This is just speculation for now, but as Cosmic Book News recently reported, there are people wondering if Disney will close Marvel’s publishing arm in the forseeable future, because sales receipts everywhere really are that dismal, and specialty stores have been closing at significant rates:
The comic book industry is presently said to be in a state of collapse, and following the recent news of troubles within DC Comics, now it is being speculated Disney may actually be considering shutting down Marvel Comics.
Speculation about problems within Marvel Comics comes from a press release issued by the company where Marvel Comics Chief Creative Officer Joe Quesada and Editor-In-Chief C.B. Cebulski are attending the upcoming SXSW where the pair will be hosting a panel and putting it forth how Marvel Comics is responsible for the success in other markets, such as film, TV, video games and merchandise.
All except their own original print offerings, of course. And this panel’s being attended by at least one company manager who’s today viewed as anathema in fandom circles, Quesada, because, lest we forget, he was the one who brought Marvel down to the rock bottom levels even before Axel Alonso did, and Cebulski’s clearly no improvement.
Bleeding Cool actually puts it forth the reason Quesada and Cebulski are doing the panel is, in essence, to save Marvel Comics, as sales have been dwindling for years and they need to convince Disney that publishing Marvel comic books – even though they are losing money – is still a good idea because it is the inspiration for markets that do make money, such as Kevin Feige’s insanely popular MCU.

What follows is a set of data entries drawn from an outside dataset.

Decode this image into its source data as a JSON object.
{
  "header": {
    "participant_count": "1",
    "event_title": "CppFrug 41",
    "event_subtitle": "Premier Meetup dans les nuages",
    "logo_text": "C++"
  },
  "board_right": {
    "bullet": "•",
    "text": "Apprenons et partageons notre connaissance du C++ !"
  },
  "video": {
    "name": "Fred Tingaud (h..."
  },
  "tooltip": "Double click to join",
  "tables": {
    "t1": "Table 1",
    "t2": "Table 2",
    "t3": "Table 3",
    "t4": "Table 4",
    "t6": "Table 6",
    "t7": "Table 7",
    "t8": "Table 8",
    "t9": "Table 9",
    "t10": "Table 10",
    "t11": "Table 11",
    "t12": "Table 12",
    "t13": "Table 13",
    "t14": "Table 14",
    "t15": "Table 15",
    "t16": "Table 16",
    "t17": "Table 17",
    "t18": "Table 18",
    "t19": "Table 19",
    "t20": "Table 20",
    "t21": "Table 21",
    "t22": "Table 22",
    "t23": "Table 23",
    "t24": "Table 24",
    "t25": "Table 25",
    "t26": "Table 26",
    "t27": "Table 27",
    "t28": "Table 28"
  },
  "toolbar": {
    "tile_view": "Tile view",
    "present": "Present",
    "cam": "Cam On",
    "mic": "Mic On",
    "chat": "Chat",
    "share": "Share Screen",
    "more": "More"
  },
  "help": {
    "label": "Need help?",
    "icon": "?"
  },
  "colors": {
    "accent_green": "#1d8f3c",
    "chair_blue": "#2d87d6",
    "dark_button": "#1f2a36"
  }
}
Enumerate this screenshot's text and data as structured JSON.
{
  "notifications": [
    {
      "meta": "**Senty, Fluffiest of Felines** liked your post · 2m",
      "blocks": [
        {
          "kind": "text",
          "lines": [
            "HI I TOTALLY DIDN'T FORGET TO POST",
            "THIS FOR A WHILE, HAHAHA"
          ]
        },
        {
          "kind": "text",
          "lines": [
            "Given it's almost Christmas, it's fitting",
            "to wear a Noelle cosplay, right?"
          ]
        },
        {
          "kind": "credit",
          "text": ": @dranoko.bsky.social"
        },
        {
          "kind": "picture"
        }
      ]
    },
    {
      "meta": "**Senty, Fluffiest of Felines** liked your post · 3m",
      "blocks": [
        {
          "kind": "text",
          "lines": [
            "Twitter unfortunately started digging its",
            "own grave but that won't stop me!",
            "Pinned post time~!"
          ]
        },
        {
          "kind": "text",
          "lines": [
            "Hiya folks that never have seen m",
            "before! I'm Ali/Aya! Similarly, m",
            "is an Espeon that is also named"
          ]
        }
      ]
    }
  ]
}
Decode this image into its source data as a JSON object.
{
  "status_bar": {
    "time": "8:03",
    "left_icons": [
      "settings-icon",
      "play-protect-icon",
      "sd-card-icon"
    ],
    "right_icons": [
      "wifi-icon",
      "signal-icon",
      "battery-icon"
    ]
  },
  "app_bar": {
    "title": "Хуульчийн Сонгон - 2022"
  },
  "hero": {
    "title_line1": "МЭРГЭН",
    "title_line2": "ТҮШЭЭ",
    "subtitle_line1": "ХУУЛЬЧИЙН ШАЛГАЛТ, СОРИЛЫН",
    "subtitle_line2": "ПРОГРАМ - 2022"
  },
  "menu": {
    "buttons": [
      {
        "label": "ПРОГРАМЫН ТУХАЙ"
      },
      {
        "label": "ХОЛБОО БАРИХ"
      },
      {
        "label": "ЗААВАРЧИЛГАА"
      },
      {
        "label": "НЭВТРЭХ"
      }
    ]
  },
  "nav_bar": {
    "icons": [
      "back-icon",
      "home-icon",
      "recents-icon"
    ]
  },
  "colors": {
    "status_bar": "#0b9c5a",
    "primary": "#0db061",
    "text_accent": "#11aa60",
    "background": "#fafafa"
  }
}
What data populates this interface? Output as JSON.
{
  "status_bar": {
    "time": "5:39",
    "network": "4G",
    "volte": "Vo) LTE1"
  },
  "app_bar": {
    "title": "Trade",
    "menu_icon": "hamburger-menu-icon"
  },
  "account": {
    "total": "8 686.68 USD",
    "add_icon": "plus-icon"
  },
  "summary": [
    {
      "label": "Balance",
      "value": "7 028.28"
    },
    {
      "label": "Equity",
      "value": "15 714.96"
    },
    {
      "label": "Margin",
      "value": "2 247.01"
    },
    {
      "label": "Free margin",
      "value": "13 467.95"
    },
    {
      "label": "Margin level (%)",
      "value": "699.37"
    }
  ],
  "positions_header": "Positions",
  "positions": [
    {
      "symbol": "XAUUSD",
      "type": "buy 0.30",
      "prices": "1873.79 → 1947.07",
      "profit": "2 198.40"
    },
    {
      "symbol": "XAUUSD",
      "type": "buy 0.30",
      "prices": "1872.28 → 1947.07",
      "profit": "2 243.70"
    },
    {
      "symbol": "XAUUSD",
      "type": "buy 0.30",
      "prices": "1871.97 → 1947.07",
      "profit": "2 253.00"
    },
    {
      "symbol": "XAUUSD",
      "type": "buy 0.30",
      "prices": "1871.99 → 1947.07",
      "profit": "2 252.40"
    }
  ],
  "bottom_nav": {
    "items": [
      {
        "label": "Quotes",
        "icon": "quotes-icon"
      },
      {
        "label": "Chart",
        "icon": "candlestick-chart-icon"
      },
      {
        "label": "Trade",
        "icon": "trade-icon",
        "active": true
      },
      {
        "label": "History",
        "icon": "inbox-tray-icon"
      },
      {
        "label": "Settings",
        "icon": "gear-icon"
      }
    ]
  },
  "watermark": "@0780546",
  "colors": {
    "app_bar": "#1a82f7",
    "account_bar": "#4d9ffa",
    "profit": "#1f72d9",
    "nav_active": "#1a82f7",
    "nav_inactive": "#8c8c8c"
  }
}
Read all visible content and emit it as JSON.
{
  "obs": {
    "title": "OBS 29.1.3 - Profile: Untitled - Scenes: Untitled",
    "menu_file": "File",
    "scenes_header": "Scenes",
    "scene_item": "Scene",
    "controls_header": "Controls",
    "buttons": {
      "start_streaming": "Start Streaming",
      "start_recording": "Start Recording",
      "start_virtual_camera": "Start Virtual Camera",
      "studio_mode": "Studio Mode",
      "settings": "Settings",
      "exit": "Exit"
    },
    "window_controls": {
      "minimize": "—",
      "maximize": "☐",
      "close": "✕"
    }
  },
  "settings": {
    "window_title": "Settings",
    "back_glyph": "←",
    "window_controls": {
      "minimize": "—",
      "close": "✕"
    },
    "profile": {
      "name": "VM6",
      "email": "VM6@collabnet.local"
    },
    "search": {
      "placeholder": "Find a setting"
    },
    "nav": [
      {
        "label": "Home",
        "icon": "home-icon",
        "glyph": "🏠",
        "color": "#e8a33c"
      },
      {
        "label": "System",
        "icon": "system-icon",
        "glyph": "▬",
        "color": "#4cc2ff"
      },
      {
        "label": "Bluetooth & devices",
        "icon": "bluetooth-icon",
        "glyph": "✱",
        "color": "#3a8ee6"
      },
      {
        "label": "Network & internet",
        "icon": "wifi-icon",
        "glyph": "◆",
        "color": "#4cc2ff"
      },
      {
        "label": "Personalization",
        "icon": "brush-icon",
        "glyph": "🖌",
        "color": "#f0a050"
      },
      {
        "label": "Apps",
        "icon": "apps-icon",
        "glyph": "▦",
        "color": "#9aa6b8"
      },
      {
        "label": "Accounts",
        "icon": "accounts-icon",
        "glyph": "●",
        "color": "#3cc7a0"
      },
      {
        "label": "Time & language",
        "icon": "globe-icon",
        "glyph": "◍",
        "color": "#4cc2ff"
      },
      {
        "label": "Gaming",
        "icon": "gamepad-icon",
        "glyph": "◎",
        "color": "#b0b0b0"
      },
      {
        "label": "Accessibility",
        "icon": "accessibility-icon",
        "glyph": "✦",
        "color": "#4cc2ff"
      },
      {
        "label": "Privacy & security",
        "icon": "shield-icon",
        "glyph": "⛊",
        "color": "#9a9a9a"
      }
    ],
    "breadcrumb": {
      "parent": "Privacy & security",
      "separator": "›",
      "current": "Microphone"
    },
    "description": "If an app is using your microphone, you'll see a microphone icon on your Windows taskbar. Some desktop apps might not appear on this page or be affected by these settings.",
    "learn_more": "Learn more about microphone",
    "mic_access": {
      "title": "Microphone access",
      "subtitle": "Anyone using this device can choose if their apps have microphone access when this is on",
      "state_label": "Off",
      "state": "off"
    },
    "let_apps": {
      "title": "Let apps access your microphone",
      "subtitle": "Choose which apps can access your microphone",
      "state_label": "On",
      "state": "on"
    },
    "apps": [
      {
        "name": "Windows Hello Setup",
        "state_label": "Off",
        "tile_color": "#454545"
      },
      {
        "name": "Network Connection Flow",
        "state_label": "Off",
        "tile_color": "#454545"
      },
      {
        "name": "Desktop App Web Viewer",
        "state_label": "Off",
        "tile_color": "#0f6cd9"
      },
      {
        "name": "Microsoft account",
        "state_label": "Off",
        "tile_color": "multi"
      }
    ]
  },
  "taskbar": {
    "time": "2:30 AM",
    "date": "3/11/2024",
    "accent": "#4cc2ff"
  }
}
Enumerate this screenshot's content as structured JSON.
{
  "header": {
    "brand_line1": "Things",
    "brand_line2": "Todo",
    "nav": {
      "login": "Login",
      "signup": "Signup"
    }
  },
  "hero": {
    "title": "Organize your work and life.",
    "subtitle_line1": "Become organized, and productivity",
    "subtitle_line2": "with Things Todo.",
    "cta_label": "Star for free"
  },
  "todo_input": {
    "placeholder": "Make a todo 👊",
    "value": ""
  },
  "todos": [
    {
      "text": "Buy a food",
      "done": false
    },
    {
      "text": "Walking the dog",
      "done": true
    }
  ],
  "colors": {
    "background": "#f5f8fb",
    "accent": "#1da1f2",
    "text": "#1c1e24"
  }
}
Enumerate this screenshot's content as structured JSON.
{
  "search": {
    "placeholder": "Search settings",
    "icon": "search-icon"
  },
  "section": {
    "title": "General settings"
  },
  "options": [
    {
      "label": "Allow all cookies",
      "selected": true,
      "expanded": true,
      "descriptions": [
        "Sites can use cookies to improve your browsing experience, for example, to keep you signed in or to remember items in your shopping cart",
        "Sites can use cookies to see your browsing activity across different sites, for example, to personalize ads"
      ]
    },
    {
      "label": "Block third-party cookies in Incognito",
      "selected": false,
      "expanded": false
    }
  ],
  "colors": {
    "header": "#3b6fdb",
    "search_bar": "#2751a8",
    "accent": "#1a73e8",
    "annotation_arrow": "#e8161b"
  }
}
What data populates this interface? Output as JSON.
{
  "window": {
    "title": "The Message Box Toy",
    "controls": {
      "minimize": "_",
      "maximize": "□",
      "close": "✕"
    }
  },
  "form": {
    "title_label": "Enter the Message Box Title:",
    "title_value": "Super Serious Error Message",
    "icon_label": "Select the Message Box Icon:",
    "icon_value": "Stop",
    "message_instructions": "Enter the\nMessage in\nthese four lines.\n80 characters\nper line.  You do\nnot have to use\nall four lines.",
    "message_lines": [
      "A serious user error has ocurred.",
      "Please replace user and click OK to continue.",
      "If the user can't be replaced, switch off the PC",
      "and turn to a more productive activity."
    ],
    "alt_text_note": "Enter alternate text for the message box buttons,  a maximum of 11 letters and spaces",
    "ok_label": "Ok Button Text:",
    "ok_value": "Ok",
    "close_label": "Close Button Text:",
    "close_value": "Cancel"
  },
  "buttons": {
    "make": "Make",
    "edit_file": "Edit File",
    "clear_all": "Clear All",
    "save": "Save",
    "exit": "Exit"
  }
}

As it so happens, there’s all sorts of products no longer officially in publication or manufactured that serve as inspiration for markets, like sci-fi novels, so what they’re arguing isn’t necessary. It’s not like screenwriters need to base their ideas directly on something still in publication in order to produce a movie with entertainment value. Something that may soon change, if the Captain Marvel movie is any suggestion. In the post-Stan Lee environment, it does look like things are changing for the worse (plus, they no longer have him around to promote their films and other extended merchandise). And a lot of the stories we’ve seen produced in past years, including – but not limited to – company wide crossovers, seem to be written specially to give screenwriters material they can build off of, which is ludicrous, mainly because the source material itself is very poor, no matter the movies’ merits.
Also of interest is this transcript of retailer Brian Hibbs’ speech at a Comics Pro panel, where he says, among other things, that:
National sales are very poor – there are comics in the national top 100 that aren’t even selling twenty thousand copies. A significant number of stores have closed — perhaps as many as 10% of outlets.
And adding to the problem is that a lot of publishers are wasting tons of money on variant covers, instead of promoting their items based on story merit. Blatant leftist politics don’t help either. There’s also Marvel’s upcoming crossover called War of the Realms, which is unlikely to improve the situation, as the audience is clearly burned on company wide crossovers too. As I figured, they were unlikely to abandon crossovers for long, and if this is any sign, they’re now boomeranging back on something that’s brought them down in the long run, ever since 1984’s Secret Wars.
And why exactly aren’t the people most guilty of bringing down comicdom held responsible, and asked to resign? Quesada and Dan DiDio are both disliked figures, a negative influence upon their products currently holding positions that enable them to do damage while remaining out of the direct picture. If they’re not called out, it’s no wonder Marvel could be on the way out, and DC not far behind.
So it’s clear “Ragnarok” is coming for comicdom sooner or later, but unclear if anybody responsible for precipitating the demise of the industry will be held accountable. Yet for the Big Two, after all the bad steps they took in nearly 2 decades, shutting them down would do everyone a favor, mainly because then, they’d no longer be publishing so many awful storylines as part of an incoherent continuity.